At last, you'll have a word for it: the U-shape created by a cord hanging from two fixed points. Real cords always have some real-world imperfections; the idea of the catenary, in mathematics anyway, is based on an ideal cord that hangs with no irregularities. The origins are Latin for "chain."
Thursday, November 22nd
Downsizing Word of the Day:
Listen to the pronunciation, say it ten times really fast, and you'll probably end up doing it: that is, create a shortened version of a word by chopping off the end. It's the method by which many words enter languages, especially informal ones like delish, indie, and natch -- which you can say are apocopated.
Friday, November 23rd
Fine-Grained Word of the Day:
Pasta shapes tend to end in i and e, since most of them are simply Italian plurals that end in these letters -- but this one is singular, from the Italian word for barley (which orzo resembles). Many folks think of orzo as looking like rice rather than barley, and there's the curious fact that the Spanish word for rice is arroz...
Saturday, November 24th
Cook it Yourself Word of the Day:
Russian words in English are a small but unfailingly interesting group, including this one: a metal urn with a spigot, for boiling tea water. The Russian roots mean "self cooking." A Google image search will fix this indispensable appliance in your mind.
Sunday, November 25th
Good Points Word of the Day:
Sure, you take it for colds, but what does the word really mean? Surprisingly, it goes back eventually to the Greek for hedgehog, because of the pointy disk flowers in the plant that the extract is made from. Echinoderm (the phylum of sea urchins) is a related word in English.
Monday, November 26th
Unidentified Flying Object Word of the Day:
Dictionaries hate to resort to "origin uncertain" but a few of them do in their etymologies at puck, denoting the small rubber disk used in ice hockey. A theory with a few adherents is that it is related to the verb poke. Its toehold in history got firmer footing 90 years ago today, when the National Hockey League was formed.
Tuesday, November 27th
Three in One Word of the Day:

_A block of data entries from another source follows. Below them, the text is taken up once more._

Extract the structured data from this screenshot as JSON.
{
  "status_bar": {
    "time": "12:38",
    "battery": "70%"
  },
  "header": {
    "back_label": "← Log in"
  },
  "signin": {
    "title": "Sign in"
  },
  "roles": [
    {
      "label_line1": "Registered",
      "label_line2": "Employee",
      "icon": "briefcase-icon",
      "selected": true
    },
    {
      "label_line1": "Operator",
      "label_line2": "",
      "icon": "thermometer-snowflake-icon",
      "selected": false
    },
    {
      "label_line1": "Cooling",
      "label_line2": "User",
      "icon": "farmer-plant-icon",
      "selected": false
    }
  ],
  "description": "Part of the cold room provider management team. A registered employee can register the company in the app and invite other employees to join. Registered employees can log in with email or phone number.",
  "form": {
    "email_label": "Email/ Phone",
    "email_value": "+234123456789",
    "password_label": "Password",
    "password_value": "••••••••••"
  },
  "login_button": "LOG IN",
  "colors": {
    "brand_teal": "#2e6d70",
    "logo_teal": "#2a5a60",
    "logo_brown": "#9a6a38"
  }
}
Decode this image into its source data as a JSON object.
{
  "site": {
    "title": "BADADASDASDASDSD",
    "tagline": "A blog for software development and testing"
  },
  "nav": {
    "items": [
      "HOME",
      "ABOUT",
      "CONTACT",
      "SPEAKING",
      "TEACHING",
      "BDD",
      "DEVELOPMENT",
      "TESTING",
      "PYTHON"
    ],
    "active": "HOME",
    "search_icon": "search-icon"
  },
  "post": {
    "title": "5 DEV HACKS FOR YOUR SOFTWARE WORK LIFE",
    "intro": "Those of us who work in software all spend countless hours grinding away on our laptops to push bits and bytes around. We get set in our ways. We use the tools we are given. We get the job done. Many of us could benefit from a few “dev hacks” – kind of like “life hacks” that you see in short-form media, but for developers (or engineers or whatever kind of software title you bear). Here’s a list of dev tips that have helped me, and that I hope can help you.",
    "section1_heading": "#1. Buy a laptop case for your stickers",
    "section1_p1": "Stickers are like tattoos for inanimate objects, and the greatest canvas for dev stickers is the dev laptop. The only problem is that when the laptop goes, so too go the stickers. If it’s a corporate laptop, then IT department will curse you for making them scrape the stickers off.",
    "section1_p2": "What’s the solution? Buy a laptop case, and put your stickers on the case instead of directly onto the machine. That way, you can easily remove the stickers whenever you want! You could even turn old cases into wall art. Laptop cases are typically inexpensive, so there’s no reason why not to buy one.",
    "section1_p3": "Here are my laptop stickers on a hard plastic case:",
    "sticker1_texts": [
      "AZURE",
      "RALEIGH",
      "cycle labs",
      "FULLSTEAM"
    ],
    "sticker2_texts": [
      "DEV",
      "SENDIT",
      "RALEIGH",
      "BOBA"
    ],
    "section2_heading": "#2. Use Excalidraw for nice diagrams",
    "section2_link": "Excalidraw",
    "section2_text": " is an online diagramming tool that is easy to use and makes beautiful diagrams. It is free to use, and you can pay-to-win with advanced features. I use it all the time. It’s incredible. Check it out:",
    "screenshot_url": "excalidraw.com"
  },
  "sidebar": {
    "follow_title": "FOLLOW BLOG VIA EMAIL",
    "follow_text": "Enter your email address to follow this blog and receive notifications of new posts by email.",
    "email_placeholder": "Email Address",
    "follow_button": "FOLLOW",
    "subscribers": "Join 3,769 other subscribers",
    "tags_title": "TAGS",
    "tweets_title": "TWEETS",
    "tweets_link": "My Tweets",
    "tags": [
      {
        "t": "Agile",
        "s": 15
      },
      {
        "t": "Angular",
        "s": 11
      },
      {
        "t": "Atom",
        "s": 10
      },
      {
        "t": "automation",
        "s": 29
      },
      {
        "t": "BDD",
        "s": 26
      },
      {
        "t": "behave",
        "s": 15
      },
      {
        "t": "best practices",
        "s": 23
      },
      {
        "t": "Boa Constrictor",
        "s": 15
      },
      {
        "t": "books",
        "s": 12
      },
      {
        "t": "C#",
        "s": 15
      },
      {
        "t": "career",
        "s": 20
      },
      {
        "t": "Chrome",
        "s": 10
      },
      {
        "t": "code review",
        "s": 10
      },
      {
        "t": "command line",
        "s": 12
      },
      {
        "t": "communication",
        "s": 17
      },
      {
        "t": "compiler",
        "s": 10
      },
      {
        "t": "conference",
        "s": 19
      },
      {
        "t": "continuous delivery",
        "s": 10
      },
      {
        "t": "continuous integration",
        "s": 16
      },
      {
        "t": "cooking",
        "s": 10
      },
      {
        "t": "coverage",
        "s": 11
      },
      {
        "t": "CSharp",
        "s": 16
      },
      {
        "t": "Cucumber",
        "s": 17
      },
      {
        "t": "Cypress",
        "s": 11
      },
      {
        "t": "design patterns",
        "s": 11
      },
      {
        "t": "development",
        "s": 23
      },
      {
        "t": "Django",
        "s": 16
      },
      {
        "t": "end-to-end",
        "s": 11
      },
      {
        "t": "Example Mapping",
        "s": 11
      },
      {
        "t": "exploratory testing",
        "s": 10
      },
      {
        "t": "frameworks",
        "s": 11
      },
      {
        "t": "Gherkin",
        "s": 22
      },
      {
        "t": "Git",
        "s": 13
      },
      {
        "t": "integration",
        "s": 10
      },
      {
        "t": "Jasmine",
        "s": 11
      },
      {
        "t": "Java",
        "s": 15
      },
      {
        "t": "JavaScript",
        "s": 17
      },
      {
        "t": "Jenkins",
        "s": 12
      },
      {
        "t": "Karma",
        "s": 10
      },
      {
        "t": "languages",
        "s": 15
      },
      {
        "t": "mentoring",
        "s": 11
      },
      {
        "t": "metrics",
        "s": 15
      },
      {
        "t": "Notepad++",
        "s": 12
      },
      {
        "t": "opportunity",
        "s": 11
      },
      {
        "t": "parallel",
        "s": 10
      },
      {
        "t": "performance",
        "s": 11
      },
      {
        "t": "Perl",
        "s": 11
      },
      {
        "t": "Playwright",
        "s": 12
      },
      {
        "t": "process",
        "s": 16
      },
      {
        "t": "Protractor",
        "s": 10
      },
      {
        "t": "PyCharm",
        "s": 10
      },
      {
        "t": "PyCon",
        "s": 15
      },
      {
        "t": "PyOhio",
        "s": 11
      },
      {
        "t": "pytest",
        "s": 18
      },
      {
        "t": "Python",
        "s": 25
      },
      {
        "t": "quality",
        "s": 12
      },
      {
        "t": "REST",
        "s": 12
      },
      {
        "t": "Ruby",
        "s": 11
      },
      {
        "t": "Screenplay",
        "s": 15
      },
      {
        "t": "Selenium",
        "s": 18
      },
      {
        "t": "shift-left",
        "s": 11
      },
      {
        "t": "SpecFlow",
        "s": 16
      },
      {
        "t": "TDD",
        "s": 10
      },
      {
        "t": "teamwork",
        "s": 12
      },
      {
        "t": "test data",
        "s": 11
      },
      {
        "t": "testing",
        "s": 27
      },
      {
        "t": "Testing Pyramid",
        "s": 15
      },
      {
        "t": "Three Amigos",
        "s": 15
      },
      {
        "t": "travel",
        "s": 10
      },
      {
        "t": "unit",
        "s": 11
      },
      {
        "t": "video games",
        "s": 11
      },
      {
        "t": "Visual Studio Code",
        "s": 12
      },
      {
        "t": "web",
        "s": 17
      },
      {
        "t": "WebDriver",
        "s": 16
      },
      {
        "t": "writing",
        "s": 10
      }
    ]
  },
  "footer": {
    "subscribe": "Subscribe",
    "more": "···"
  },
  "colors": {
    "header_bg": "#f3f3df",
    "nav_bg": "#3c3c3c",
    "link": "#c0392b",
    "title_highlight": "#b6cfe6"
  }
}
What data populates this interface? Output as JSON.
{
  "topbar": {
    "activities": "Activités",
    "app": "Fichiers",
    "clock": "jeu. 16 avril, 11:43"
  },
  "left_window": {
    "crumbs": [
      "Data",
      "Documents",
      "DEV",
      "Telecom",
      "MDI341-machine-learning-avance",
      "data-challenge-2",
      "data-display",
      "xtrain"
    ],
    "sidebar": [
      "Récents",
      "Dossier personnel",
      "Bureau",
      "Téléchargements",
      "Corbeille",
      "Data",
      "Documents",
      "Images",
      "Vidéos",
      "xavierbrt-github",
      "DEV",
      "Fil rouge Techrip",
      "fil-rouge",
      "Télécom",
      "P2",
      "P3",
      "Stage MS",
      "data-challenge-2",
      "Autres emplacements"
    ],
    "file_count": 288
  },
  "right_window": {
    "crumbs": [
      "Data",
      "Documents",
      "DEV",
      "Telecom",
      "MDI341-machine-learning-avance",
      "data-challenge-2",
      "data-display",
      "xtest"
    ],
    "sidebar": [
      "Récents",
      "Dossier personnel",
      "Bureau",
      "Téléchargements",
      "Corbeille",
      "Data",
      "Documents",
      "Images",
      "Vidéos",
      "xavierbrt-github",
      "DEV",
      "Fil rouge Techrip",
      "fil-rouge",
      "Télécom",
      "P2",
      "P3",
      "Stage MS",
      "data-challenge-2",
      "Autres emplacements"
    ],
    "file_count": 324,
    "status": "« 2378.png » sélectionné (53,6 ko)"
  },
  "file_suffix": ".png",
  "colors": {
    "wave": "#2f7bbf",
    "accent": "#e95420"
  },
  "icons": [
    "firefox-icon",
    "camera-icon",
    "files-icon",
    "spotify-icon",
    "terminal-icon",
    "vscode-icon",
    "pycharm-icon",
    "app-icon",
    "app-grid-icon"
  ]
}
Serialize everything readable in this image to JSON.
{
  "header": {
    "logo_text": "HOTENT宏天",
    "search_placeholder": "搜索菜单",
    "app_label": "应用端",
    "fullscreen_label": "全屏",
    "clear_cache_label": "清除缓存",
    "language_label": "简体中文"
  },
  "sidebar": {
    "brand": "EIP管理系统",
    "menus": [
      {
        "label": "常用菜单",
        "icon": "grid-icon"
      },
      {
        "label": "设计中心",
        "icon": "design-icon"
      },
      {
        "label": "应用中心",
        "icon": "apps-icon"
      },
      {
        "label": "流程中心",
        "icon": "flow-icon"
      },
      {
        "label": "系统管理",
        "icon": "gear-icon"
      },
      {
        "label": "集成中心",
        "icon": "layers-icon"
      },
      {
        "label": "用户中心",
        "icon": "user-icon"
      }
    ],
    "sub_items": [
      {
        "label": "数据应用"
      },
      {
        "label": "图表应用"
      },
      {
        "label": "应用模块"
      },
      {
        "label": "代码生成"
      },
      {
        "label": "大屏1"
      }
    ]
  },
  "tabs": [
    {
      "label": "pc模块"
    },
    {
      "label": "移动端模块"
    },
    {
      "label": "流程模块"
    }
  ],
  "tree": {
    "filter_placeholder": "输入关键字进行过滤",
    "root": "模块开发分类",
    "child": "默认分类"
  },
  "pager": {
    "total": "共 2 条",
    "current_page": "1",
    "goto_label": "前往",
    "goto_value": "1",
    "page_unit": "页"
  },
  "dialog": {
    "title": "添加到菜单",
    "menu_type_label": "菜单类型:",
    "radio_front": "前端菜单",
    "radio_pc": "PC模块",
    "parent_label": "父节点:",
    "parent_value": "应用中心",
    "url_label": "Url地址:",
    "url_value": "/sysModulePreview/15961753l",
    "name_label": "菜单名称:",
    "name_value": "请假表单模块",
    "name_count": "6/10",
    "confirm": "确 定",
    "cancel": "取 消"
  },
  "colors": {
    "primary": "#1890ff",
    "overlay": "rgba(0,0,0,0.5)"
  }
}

It's a monk! It's a monkey! It's a cup of coffee! Well, not quite, but related words all go back to the Capuchins, an order of Catholic friars founded in the Middle Ages. Their pointed hoods (Italian: capuccio) gave their name by visual analogy both to the capuchin monkey, and the coffee with lots of milk in it.
Wednesday, November 28th
Just an Old-fashioned Churl Word of the Day:
Old words in English tend to accumulate meanings like old rocks accumulate barnacles, and this one's no exception. These days most folks use it as an elegant variation on "male admirer," but originally it denoted a rustic or peasant.
Thursday, November 29th
Got the Shirt Word of the Day:
These days, clad is a somewhat elegant variation on clothed, but it wasn't always so. It was, in fact, what you might call an improvement on clothed -- a contraction of it that left out the most difficult-to-pronounce consonant. The verb clothe eventually became regular again but both participles are in use today.
Friday, November 30th
All Wrinkly Word of the Day:
You probably think of cardboard or metal as a companion to this word, which originally meant "wrinkled," but now is used more narrowly to describe regular, parallel wrinkles or grooves. Its lone relative in modern English is the technical and literary term rugose, which still means "wrinkled."